■ **Directions for this task**
What lines in the entries below contain the word "icon"? Copy all of them.

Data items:
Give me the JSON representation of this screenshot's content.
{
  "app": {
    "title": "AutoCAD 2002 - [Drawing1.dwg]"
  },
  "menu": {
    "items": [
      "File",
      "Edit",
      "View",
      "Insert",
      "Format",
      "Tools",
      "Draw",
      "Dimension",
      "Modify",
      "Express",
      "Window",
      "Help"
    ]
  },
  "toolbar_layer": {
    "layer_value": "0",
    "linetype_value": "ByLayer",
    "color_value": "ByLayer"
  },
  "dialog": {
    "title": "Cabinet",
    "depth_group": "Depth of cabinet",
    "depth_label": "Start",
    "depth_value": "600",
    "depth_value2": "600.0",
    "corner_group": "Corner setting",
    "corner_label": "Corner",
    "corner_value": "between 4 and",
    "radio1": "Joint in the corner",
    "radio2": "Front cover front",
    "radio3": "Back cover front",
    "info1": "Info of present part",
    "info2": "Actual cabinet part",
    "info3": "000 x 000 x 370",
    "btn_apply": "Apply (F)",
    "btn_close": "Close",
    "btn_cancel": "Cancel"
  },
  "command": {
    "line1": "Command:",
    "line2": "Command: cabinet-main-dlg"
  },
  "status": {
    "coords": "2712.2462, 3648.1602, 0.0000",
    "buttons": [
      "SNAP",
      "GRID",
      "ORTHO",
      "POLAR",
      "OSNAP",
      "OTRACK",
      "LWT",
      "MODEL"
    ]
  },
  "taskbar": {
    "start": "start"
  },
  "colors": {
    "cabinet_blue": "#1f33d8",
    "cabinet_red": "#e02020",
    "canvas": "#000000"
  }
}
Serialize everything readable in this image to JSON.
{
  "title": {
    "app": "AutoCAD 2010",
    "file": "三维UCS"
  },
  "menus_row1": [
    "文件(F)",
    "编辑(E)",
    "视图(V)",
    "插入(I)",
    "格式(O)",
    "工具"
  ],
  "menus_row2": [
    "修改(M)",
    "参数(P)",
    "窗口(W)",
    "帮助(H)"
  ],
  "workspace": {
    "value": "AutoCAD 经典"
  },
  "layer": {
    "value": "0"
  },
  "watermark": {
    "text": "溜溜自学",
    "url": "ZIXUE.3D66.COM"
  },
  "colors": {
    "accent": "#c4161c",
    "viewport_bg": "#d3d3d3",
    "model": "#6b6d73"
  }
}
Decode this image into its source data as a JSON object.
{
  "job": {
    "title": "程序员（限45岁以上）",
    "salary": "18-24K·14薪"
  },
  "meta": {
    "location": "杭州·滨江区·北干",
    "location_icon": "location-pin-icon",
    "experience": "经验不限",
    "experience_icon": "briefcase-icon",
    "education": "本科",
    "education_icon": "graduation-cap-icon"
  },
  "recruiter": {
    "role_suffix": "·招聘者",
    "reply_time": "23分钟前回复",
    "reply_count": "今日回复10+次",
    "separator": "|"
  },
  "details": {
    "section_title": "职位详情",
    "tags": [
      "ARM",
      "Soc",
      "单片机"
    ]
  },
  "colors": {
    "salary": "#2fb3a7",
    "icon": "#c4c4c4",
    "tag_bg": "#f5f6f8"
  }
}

■ **Your solution**
    "location_icon": "location-pin-icon",
    "experience_icon": "briefcase-icon",
    "education_icon": "graduation-cap-icon"
    "icon": "#c4c4c4",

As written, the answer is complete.